━━━ Given data
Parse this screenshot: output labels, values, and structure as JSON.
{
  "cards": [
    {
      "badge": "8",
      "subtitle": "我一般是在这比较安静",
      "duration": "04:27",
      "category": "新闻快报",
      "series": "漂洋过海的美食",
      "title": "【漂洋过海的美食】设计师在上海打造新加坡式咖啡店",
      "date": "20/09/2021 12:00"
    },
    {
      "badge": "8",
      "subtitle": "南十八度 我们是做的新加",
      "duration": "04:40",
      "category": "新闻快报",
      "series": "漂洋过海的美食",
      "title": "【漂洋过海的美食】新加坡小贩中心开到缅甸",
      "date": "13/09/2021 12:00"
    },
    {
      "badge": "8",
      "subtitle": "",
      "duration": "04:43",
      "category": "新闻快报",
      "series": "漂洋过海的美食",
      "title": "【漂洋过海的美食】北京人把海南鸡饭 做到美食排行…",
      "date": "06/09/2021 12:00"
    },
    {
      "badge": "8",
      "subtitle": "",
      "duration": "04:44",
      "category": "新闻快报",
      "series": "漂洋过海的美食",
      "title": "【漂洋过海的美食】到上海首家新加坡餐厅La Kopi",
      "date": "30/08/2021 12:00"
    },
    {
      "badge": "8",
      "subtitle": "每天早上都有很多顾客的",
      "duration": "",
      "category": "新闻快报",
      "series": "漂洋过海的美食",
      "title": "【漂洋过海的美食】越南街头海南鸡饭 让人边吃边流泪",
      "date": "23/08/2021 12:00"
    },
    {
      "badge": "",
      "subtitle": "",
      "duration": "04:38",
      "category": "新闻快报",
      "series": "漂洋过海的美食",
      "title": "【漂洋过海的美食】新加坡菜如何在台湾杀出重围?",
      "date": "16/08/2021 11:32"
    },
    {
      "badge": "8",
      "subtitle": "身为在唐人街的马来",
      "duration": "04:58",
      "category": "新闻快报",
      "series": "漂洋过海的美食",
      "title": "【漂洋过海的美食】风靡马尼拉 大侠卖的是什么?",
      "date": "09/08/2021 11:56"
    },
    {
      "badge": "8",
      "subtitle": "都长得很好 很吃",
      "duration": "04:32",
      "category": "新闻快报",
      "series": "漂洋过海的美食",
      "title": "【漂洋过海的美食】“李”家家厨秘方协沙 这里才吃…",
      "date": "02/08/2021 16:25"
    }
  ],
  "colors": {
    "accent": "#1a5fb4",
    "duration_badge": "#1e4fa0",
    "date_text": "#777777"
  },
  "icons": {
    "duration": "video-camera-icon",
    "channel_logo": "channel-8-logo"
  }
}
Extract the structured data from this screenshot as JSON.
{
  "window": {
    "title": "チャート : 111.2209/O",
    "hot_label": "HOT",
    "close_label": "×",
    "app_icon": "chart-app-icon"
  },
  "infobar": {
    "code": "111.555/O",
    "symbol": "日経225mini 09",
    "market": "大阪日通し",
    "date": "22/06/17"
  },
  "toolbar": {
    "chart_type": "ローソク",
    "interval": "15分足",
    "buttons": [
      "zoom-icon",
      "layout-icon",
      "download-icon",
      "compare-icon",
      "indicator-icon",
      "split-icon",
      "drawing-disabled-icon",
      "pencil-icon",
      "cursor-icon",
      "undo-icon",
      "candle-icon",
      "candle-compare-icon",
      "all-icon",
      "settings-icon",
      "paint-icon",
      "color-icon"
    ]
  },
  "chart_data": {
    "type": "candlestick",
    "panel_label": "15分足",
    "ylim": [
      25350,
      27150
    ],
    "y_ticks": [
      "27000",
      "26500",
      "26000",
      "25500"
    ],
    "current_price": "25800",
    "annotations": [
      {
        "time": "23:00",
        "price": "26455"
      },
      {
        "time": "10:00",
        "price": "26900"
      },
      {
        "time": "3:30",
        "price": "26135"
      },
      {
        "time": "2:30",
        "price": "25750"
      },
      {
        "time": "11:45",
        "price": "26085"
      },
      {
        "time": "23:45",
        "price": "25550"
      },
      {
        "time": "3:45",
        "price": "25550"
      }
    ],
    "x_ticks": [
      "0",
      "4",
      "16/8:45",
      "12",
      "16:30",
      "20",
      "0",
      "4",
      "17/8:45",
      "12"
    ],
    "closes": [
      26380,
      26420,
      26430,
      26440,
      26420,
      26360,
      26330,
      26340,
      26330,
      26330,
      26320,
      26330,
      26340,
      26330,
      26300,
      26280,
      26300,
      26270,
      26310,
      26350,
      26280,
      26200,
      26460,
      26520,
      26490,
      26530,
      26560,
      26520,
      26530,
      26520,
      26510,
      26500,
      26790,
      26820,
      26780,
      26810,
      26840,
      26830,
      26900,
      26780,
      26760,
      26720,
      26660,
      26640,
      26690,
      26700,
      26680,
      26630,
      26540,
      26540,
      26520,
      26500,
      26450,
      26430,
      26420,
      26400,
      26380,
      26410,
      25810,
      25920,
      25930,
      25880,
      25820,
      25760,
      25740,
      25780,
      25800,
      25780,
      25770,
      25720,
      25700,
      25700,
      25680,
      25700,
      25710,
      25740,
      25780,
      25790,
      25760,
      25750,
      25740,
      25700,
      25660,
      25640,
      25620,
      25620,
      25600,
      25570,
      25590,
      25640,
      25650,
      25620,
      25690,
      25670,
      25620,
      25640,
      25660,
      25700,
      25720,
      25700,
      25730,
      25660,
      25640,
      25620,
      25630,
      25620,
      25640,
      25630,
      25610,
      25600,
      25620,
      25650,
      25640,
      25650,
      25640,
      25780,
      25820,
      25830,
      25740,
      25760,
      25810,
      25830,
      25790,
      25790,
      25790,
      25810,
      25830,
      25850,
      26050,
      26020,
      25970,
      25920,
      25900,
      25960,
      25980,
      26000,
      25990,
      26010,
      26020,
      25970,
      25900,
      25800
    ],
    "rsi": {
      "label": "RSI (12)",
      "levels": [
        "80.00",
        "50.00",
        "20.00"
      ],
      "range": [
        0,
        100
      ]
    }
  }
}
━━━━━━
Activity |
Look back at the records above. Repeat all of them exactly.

Reply |
Parse this screenshot: output labels, values, and structure as JSON.
{
  "cards": [
    {
      "badge": "8",
      "subtitle": "我一般是在这比较安静",
      "duration": "04:27",
      "category": "新闻快报",
      "series": "漂洋过海的美食",
      "title": "【漂洋过海的美食】设计师在上海打造新加坡式咖啡店",
      "date": "20/09/2021 12:00"
    },
    {
      "badge": "8",
      "subtitle": "南十八度 我们是做的新加",
      "duration": "04:40",
      "category": "新闻快报",
      "series": "漂洋过海的美食",
      "title": "【漂洋过海的美食】新加坡小贩中心开到缅甸",
      "date": "13/09/2021 12:00"
    },
    {
      "badge": "8",
      "subtitle": "",
      "duration": "04:43",
      "category": "新闻快报",
      "series": "漂洋过海的美食",
      "title": "【漂洋过海的美食】北京人把海南鸡饭 做到美食排行…",
      "date": "06/09/2021 12:00"
    },
    {
      "badge": "8",
      "subtitle": "",
      "duration": "04:44",
      "category": "新闻快报",
      "series": "漂洋过海的美食",
      "title": "【漂洋过海的美食】到上海首家新加坡餐厅La Kopi",
      "date": "30/08/2021 12:00"
    },
    {
      "badge": "8",
      "subtitle": "每天早上都有很多顾客的",
      "duration": "",
      "category": "新闻快报",
      "series": "漂洋过海的美食",
      "title": "【漂洋过海的美食】越南街头海南鸡饭 让人边吃边流泪",
      "date": "23/08/2021 12:00"
    },
    {
      "badge": "",
      "subtitle": "",
      "duration": "04:38",
      "category": "新闻快报",
      "series": "漂洋过海的美食",
      "title": "【漂洋过海的美食】新加坡菜如何在台湾杀出重围?",
      "date": "16/08/2021 11:32"
    },
    {
      "badge": "8",
      "subtitle": "身为在唐人街的马来",
      "duration": "04:58",
      "category": "新闻快报",
      "series": "漂洋过海的美食",
      "title": "【漂洋过海的美食】风靡马尼拉 大侠卖的是什么?",
      "date": "09/08/2021 11:56"
    },
    {
      "badge": "8",
      "subtitle": "都长得很好 很吃",
      "duration": "04:32",
      "category": "新闻快报",
      "series": "漂洋过海的美食",
      "title": "【漂洋过海的美食】“李”家家厨秘方协沙 这里才吃…",
      "date": "02/08/2021 16:25"
    }
  ],
  "colors": {
    "accent": "#1a5fb4",
    "duration_badge": "#1e4fa0",
    "date_text": "#777777"
  },
  "icons": {
    "duration": "video-camera-icon",
    "channel_logo": "channel-8-logo"
  }
}
Extract the structured data from this screenshot as JSON.
{
  "window": {
    "title": "チャート : 111.2209/O",
    "hot_label": "HOT",
    "close_label": "×",
    "app_icon": "chart-app-icon"
  },
  "infobar": {
    "code": "111.555/O",
    "symbol": "日経225mini 09",
    "market": "大阪日通し",
    "date": "22/06/17"
  },
  "toolbar": {
    "chart_type": "ローソク",
    "interval": "15分足",
    "buttons": [
      "zoom-icon",
      "layout-icon",
      "download-icon",
      "compare-icon",
      "indicator-icon",
      "split-icon",
      "drawing-disabled-icon",
      "pencil-icon",
      "cursor-icon",
      "undo-icon",
      "candle-icon",
      "candle-compare-icon",
      "all-icon",
      "settings-icon",
      "paint-icon",
      "color-icon"
    ]
  },
  "chart_data": {
    "type": "candlestick",
    "panel_label": "15分足",
    "ylim": [
      25350,
      27150
    ],
    "y_ticks": [
      "27000",
      "26500",
      "26000",
      "25500"
    ],
    "current_price": "25800",
    "annotations": [
      {
        "time": "23:00",
        "price": "26455"
      },
      {
        "time": "10:00",
        "price": "26900"
      },
      {
        "time": "3:30",
        "price": "26135"
      },
      {
        "time": "2:30",
        "price": "25750"
      },
      {
        "time": "11:45",
        "price": "26085"
      },
      {
        "time": "23:45",
        "price": "25550"
      },
      {
        "time": "3:45",
        "price": "25550"
      }
    ],
    "x_ticks": [
      "0",
      "4",
      "16/8:45",
      "12",
      "16:30",
      "20",
      "0",
      "4",
      "17/8:45",
      "12"
    ],
    "closes": [
      26380,
      26420,
      26430,
      26440,
      26420,
      26360,
      26330,
      26340,
      26330,
      26330,
      26320,
      26330,
      26340,
      26330,
      26300,
      26280,
      26300,
      26270,
      26310,
      26350,
      26280,
      26200,
      26460,
      26520,
      26490,
      26530,
      26560,
      26520,
      26530,
      26520,
      26510,
      26500,
      26790,
      26820,
      26780,
      26810,
      26840,
      26830,
      26900,
      26780,
      26760,
      26720,
      26660,
      26640,
      26690,
      26700,
      26680,
      26630,
      26540,
      26540,
      26520,
      26500,
      26450,
      26430,
      26420,
      26400,
      26380,
      26410,
      25810,
      25920,
      25930,
      25880,
      25820,
      25760,
      25740,
      25780,
      25800,
      25780,
      25770,
      25720,
      25700,
      25700,
      25680,
      25700,
      25710,
      25740,
      25780,
      25790,
      25760,
      25750,
      25740,
      25700,
      25660,
      25640,
      25620,
      25620,
      25600,
      25570,
      25590,
      25640,
      25650,
      25620,
      25690,
      25670,
      25620,
      25640,
      25660,
      25700,
      25720,
      25700,
      25730,
      25660,
      25640,
      25620,
      25630,
      25620,
      25640,
      25630,
      25610,
      25600,
      25620,
      25650,
      25640,
      25650,
      25640,
      25780,
      25820,
      25830,
      25740,
      25760,
      25810,
      25830,
      25790,
      25790,
      25790,
      25810,
      25830,
      25850,
      26050,
      26020,
      25970,
      25920,
      25900,
      25960,
      25980,
      26000,
      25990,
      26010,
      26020,
      25970,
      25900,
      25800
    ],
    "rsi": {
      "label": "RSI (12)",
      "levels": [
        "80.00",
        "50.00",
        "20.00"
      ],
      "range": [
        0,
        100
      ]
    }
  }
}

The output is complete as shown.